The Jigsaw is a short horror story about a man who purchased a jigsaw puzzle in some shop on a flea market, even though he was warned by the seller not to do it.
This one is a pretty good scary story: on the one hand, the execution is really good on many levels, including technical and acting; on the other – the story is quite interesting, and all the details (like the behaviour of the seller, for example) create context larger than what is shown directly, which makes it possible for a viewer to apply imagination where necessary, and through that achieve understanding of the deeper story and get scared. All in all, a very successful attempt at mystical narrative.
Making a Splash is one of Peter Greenaway’s non-dramatic shorts. There is no story, nor any characters, which ordinarily would’ve been enough for me to dismiss it altogether, but I find it extremely curious for a whole different reason. The thing is, in the absence of a story there is still a narrative, and it basically boils down to representation of the evolution paradigm through the leitmotif of water. If you look close enough, it’s obvious that there is development there, and it goes from simple to complex, starting from just some drops splashing on the stone to primitive forms of life to more complex ones and resulting ultimately in complicated forms of human cooperation.
And thanks to masterful editing, which goes in astounding harmony with accompanying music, watching this development is not only pleasant and soothing, but also pretty interesting.
Sombra dolorosa is a representation of what I assume are Mexican mystical convictions about death in general and the process of passing of a deceased soul in particular. The depiction is based on a generalized situation, when after a beloved husband and father passes away, his wife has to fight the grim ripper for her daughter because she comes very close to perishing herself.
As it seems to be a general rule for Maddin’s short stories, there are no characters here, but rather symbolic figures, archetypes; because of this the movie is not too interesting. On the other hand, it’s pretty clear what’s going on there, which is not always the case with Maddin, so that’s good.
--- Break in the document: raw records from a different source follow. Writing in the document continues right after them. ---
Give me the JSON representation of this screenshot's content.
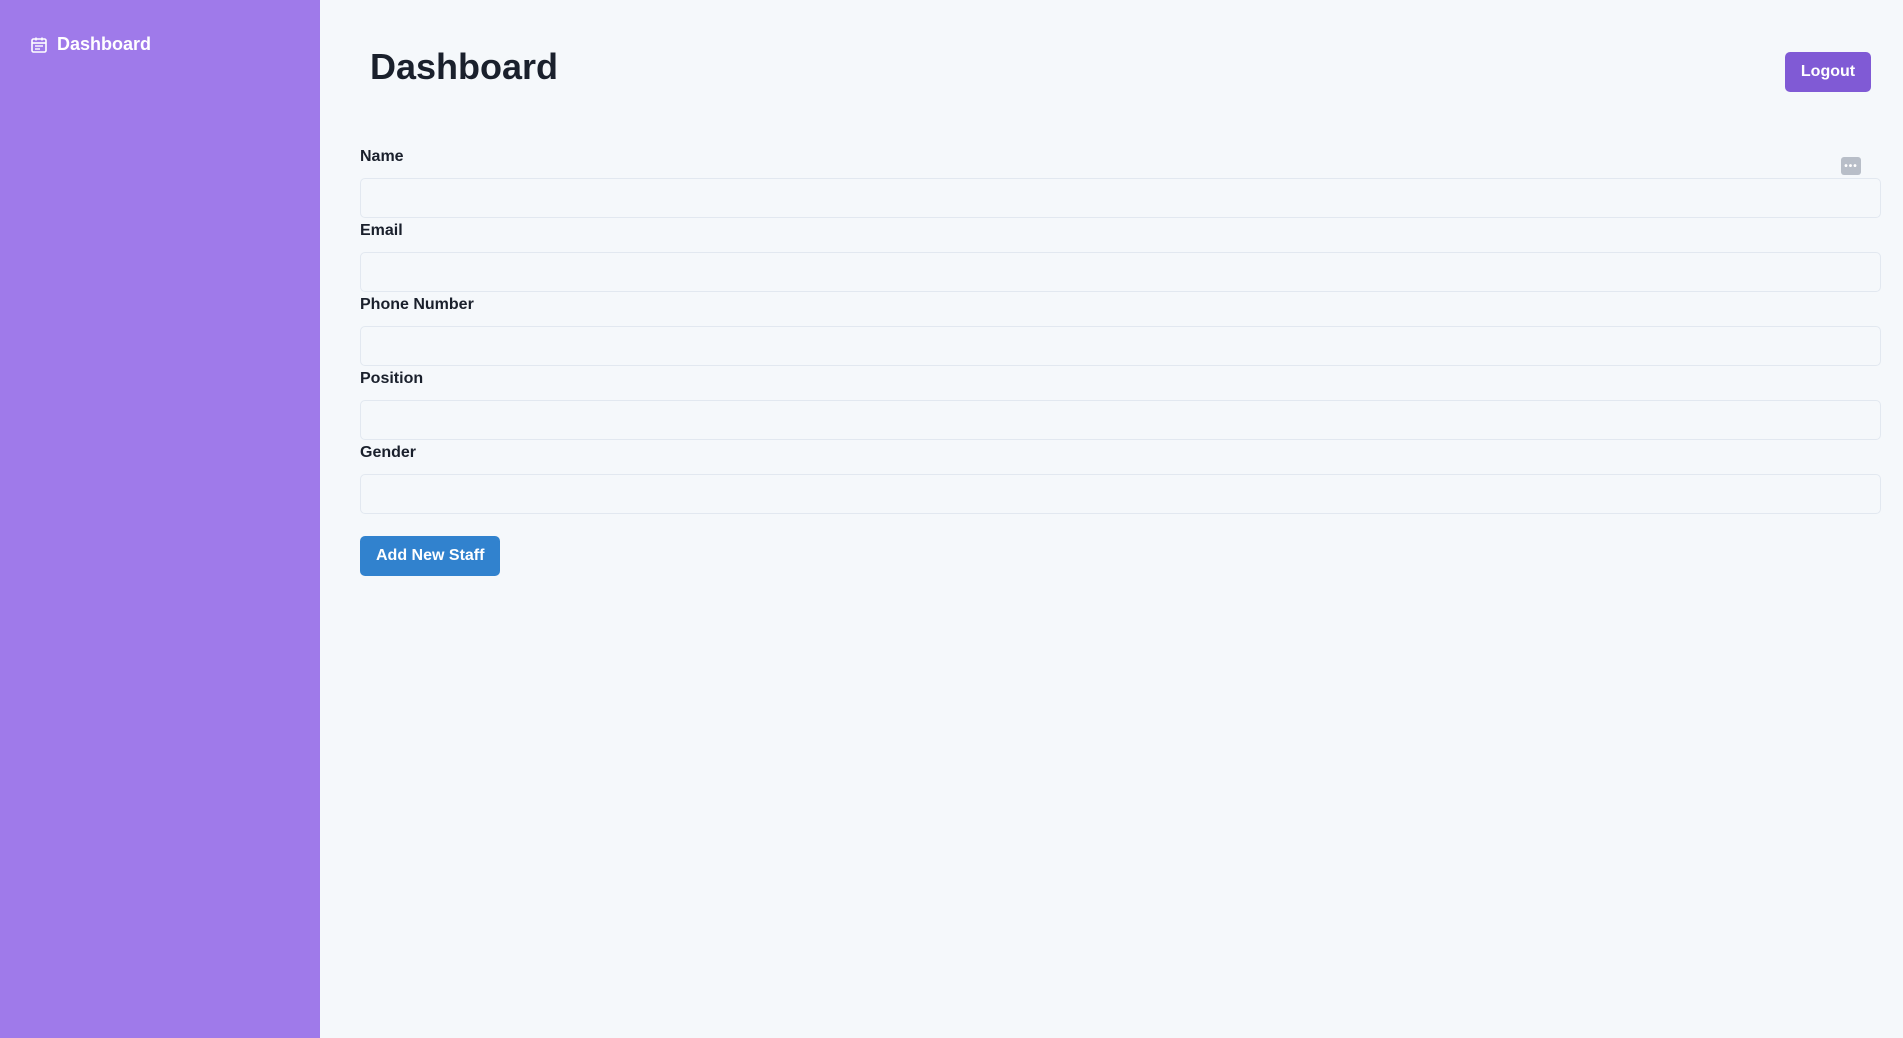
{
  "sidebar": {
    "items": [
      {
        "label": "Dashboard",
        "icon": "calendar-icon"
      }
    ]
  },
  "header": {
    "title": "Dashboard",
    "logout_label": "Logout"
  },
  "form": {
    "fields": [
      {
        "label": "Name",
        "value": ""
      },
      {
        "label": "Email",
        "value": ""
      },
      {
        "label": "Phone Number",
        "value": ""
      },
      {
        "label": "Position",
        "value": ""
      },
      {
        "label": "Gender",
        "value": ""
      }
    ],
    "submit_label": "Add New Staff"
  },
  "colors": {
    "sidebar_bg": "#9f7aea",
    "logout_bg": "#805ad5",
    "submit_bg": "#3182ce",
    "page_bg": "#f5f8fb"
  }
}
Ultimately, though, it escapes me what is the motivation for creating films like this in the first place, but I can contemplate that it all comes from conscious, volitional aspiration but not from emotional need to tell a story, and so it doesn’t really awakes the emotional response.
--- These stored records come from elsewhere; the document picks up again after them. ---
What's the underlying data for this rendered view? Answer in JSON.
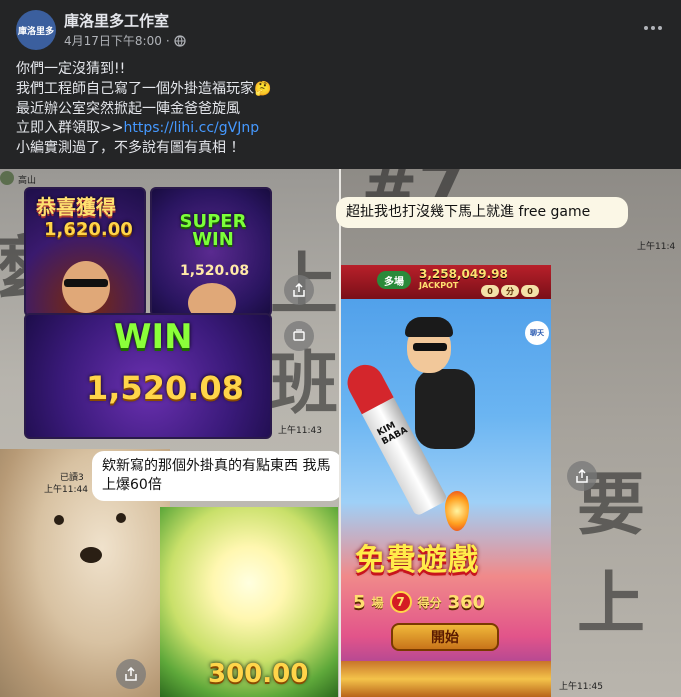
{
  "header": {
    "avatar_text": "庫洛里多",
    "page_name": "庫洛里多工作室",
    "timestamp": "4月17日下午8:00",
    "separator": "·",
    "privacy_icon": "globe-icon",
    "more_icon": "more-horizontal-icon"
  },
  "post": {
    "lines": [
      "你們一定沒猜到!!",
      "我們工程師自己寫了一個外掛造福玩家🤔",
      "最近辦公室突然掀起一陣金爸爸旋風",
      "小編實測過了，不多說有圖有真相 ！"
    ],
    "link_prefix": "立即入群領取>>",
    "link_text": "https://lihi.cc/gVJnp"
  },
  "photo": {
    "left": {
      "sender": "高山",
      "bg_glyph_1": "麼",
      "bg_glyph_2": "上班",
      "card_gongxi_title": "恭喜獲得",
      "card_gongxi_amount": "1,620.00",
      "card_super_title": "SUPER WIN",
      "card_super_amount": "1,520.08",
      "card_win_title": "WIN",
      "card_win_amount": "1,520.08",
      "time_1": "上午11:43",
      "read_label": "已讀3",
      "time_2": "上午11:44",
      "bubble_text": "欸新寫的那個外掛真的有點東西 我馬上爆60倍",
      "confetti_amount": "300.00",
      "share_icon": "share-icon",
      "stack_icon": "stack-icon"
    },
    "right": {
      "bg_glyph_1": "#7",
      "bg_glyph_2": "要上",
      "bubble_text": "超扯我也打沒幾下馬上就進 free game",
      "time_1": "上午11:4",
      "game_jackpot_amount": "3,258,049.98",
      "game_jackpot_label": "JACKPOT",
      "game_pill": "多場",
      "game_score_1": "0",
      "game_score_2": "分",
      "game_score_3": "0",
      "game_chat_label": "聊天",
      "rocket_label": "KIM BABA",
      "free_game_title": "免費遊戲",
      "rounds_value": "5",
      "rounds_unit": "場",
      "score_label": "得分",
      "score_value": "360",
      "start_button": "開始",
      "time_2": "上午11:45"
    }
  }
}
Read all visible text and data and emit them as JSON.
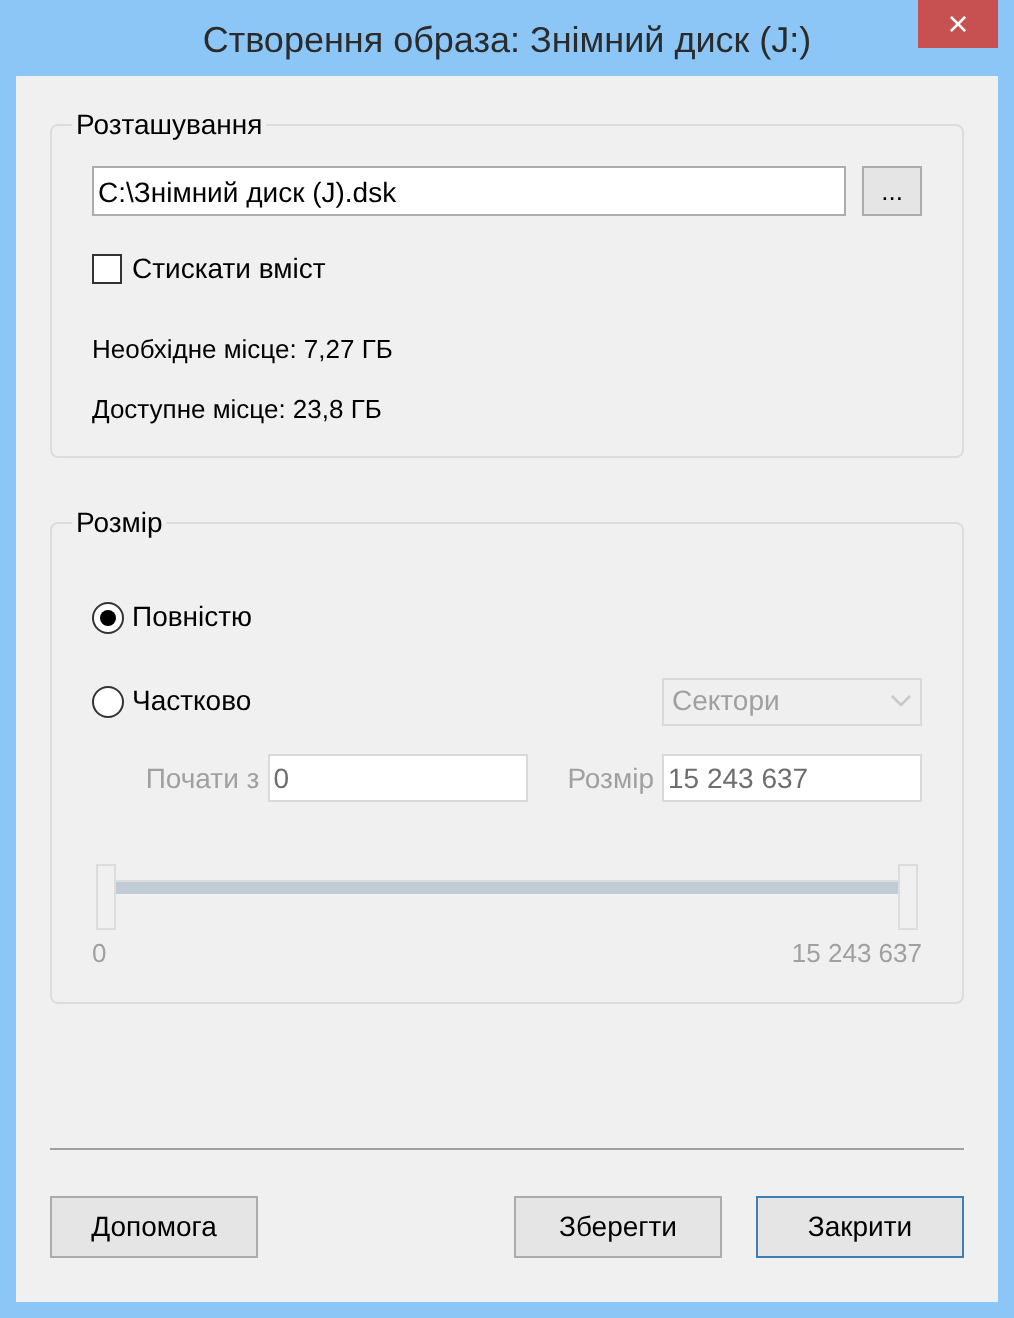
{
  "window": {
    "title": "Створення образа: Знімний диск (J:)",
    "close": "×"
  },
  "location": {
    "title": "Розташування",
    "path": "C:\\Знімний диск (J).dsk",
    "browse": "...",
    "compress": {
      "label": "Стискати вміст",
      "checked": false
    },
    "required": "Необхідне місце: 7,27 ГБ",
    "available": "Доступне місце: 23,8 ГБ"
  },
  "size": {
    "title": "Розмір",
    "options": [
      {
        "label": "Повністю",
        "selected": true
      },
      {
        "label": "Частково",
        "selected": false
      }
    ],
    "unit": "Сектори",
    "disabled": true,
    "start_label": "Почати з",
    "start": "0",
    "size_label": "Розмір",
    "size_value": "15 243 637",
    "range": {
      "level": 1,
      "min": "0",
      "max": "15 243 637"
    }
  },
  "buttons": [
    {
      "label": "Допомога",
      "default": false
    },
    {
      "label": "Зберегти",
      "default": false
    },
    {
      "label": "Закрити",
      "default": true
    }
  ]
}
Mannequin is a horror short about a girl who stays late for work, alone with a recently acquired mannequin. As is often the case, it’s a film of mystical inclination, but without any kind of background story, which makes it basically a pile of crap. I’m not sure who would be scared by this bullshit – it has no ties to reality whatsoever, plus the acting of Amy Shaw leaves much to be desired, although, to be fair, this is probably director’s fault. All in all, a weak and worthless movie.
La lettre is a short film about a little boy, who is in love for the first time in his life, but is unable to openly express himself and so he hides behind a camera.
This is a really beautiful tiny thing, very subtle and at the same time – strong. A simple story of first love and first disillusionment conveyed through the eyes of what seems to be a representation of Gondry himself, it’s a truly powerful work of cinema, masterful on many levels, including the acting and the special effects, but most importantly – the direction. In this film Gondry’s gift may be showing through more than in many of his later feature works. But sometimes it’s better to watch than to read: